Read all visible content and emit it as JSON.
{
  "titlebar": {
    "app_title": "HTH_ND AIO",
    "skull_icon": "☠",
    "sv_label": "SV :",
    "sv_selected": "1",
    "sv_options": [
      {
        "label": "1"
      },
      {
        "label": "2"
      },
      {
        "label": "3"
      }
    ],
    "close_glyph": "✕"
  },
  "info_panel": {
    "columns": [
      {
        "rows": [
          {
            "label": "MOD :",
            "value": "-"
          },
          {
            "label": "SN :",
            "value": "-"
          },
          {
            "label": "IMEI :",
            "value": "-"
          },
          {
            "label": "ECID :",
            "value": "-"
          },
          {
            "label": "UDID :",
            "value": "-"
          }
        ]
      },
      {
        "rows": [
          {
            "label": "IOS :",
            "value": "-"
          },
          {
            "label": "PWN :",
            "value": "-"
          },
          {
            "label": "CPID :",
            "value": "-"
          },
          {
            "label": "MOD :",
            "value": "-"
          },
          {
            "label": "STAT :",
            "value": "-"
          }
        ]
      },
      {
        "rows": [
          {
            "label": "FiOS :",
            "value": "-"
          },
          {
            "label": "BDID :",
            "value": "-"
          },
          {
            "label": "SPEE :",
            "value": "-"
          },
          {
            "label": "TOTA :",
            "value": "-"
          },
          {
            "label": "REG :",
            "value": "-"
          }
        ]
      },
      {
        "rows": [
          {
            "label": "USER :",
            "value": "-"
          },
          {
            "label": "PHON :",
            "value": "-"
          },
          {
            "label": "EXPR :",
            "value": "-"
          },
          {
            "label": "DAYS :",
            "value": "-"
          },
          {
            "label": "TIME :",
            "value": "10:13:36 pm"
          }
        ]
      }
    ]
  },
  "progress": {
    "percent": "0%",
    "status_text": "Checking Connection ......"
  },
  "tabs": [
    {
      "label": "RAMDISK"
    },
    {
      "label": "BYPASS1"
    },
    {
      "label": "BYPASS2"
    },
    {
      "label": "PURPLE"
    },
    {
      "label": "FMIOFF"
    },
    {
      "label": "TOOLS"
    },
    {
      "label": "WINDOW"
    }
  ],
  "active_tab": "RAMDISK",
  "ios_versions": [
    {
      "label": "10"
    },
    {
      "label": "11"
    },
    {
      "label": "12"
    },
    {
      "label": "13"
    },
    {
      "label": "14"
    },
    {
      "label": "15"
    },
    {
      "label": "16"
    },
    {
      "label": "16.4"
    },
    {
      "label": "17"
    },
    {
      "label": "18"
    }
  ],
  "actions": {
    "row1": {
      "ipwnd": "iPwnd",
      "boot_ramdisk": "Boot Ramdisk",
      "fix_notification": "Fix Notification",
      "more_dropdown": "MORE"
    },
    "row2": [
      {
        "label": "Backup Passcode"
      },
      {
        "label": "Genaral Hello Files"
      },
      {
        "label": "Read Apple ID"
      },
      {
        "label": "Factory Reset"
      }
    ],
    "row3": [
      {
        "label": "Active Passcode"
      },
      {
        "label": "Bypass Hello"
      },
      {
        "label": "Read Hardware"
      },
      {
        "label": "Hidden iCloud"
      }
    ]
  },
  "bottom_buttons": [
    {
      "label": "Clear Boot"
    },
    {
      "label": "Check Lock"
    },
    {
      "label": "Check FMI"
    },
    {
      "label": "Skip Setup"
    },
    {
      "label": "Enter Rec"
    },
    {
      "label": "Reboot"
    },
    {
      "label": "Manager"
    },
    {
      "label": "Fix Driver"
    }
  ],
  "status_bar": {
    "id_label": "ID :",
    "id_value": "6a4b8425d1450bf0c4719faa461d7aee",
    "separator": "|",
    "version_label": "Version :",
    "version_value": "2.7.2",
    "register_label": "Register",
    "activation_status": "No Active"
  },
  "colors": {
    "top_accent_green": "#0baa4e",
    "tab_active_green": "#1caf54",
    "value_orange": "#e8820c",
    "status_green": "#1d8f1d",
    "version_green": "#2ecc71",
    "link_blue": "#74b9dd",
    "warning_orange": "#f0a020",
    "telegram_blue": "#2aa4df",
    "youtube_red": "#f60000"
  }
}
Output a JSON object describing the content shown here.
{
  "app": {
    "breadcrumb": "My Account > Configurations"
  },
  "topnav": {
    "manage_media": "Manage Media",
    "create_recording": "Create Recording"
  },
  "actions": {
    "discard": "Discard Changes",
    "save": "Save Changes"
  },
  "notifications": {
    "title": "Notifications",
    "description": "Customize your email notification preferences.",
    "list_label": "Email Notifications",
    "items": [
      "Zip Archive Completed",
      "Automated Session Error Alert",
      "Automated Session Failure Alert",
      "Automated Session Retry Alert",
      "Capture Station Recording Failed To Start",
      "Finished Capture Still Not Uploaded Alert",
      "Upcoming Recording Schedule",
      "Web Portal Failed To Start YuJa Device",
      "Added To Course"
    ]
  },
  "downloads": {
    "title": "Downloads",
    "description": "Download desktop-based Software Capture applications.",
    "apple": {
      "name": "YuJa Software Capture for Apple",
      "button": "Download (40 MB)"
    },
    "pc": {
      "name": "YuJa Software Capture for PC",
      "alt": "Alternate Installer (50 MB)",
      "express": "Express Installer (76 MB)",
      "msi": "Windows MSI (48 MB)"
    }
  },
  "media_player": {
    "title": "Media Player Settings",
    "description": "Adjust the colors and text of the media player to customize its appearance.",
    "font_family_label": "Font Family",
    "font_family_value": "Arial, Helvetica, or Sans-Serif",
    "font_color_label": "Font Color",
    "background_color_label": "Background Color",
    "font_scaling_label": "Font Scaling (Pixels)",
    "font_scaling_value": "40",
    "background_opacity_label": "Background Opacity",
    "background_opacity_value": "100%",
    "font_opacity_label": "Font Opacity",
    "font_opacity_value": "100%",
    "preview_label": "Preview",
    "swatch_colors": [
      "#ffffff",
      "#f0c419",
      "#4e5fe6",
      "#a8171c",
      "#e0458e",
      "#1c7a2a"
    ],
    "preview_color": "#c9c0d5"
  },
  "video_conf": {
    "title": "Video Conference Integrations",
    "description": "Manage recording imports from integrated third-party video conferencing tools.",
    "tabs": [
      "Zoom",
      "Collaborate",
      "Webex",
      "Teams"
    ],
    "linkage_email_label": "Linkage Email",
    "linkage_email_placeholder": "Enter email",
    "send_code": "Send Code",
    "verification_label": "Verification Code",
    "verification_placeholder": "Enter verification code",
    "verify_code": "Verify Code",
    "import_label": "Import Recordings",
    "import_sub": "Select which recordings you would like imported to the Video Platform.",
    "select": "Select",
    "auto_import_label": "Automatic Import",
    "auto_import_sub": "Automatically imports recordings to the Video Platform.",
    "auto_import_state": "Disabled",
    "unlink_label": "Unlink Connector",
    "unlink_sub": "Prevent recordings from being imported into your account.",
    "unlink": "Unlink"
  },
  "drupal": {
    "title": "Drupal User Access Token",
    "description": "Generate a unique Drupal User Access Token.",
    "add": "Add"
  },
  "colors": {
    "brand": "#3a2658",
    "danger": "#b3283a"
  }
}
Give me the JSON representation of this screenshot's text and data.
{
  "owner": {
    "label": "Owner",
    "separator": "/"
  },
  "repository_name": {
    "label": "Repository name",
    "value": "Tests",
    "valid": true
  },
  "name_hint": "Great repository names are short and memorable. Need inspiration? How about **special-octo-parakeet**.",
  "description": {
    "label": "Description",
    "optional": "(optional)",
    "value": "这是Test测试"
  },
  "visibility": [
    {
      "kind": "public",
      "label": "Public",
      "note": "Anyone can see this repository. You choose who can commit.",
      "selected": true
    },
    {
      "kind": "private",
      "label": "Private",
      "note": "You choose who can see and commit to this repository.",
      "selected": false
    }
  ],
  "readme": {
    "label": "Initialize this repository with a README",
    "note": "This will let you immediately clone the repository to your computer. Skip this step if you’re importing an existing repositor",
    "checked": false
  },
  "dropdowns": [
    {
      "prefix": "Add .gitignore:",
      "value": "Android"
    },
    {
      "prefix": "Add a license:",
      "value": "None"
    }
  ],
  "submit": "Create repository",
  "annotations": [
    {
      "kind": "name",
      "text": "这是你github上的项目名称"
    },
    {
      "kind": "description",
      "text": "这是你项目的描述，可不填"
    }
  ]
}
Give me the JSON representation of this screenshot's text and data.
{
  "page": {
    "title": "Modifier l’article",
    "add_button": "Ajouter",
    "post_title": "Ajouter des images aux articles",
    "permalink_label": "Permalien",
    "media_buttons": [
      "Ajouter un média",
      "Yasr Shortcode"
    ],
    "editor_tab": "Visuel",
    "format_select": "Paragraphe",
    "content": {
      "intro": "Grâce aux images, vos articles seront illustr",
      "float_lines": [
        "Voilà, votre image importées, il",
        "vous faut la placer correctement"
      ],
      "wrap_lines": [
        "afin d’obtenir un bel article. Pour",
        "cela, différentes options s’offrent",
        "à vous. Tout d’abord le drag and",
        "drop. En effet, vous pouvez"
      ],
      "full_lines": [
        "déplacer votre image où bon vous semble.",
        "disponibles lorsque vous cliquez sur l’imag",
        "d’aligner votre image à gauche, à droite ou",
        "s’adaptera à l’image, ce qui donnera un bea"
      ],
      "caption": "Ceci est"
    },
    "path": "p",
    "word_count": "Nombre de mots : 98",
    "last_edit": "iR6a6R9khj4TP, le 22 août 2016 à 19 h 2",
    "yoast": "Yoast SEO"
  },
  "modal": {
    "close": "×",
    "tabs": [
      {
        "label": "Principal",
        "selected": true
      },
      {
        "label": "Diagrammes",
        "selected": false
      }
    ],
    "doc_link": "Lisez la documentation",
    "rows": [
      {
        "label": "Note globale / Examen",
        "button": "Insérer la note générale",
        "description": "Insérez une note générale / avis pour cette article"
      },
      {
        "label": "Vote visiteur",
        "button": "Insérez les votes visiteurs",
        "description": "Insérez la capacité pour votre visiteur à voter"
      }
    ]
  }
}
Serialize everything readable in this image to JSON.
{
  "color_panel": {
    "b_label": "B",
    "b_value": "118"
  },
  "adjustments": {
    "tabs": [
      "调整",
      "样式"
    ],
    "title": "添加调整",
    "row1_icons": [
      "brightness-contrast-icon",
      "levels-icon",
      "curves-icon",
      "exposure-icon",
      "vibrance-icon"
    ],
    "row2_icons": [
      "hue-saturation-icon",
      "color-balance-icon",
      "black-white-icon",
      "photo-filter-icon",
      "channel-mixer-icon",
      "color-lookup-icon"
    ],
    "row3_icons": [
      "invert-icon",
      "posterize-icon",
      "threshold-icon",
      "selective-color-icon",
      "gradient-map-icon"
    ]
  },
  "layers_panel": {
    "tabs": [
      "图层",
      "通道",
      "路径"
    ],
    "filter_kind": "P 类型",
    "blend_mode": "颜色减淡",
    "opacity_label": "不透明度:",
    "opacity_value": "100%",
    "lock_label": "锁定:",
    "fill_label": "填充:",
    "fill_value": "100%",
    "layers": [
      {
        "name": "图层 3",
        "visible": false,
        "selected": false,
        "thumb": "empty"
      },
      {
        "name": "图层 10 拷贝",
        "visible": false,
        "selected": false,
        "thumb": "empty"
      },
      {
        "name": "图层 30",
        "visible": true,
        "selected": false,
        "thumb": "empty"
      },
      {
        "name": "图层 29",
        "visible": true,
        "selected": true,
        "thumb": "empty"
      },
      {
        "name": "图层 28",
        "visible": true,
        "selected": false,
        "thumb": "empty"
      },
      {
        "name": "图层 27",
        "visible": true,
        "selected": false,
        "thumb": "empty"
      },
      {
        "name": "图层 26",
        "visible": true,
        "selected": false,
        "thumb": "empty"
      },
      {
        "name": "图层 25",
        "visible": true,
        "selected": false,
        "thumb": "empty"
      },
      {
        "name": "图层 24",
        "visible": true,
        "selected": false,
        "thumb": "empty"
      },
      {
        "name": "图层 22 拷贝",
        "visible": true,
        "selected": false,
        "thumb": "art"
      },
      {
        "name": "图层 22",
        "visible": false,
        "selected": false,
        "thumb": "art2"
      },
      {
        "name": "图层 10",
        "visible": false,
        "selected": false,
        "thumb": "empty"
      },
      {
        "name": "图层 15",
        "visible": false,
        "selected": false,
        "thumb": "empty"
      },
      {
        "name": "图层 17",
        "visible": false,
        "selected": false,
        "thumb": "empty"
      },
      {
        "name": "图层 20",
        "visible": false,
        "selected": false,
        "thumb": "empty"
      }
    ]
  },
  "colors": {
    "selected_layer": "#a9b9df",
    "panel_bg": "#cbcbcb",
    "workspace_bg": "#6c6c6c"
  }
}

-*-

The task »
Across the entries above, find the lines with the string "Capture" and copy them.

Completed task »
      "Capture Station Recording Failed To Start",
      "Finished Capture Still Not Uploaded Alert",
    "description": "Download desktop-based Software Capture applications.",
      "name": "YuJa Software Capture for Apple",
      "name": "YuJa Software Capture for PC",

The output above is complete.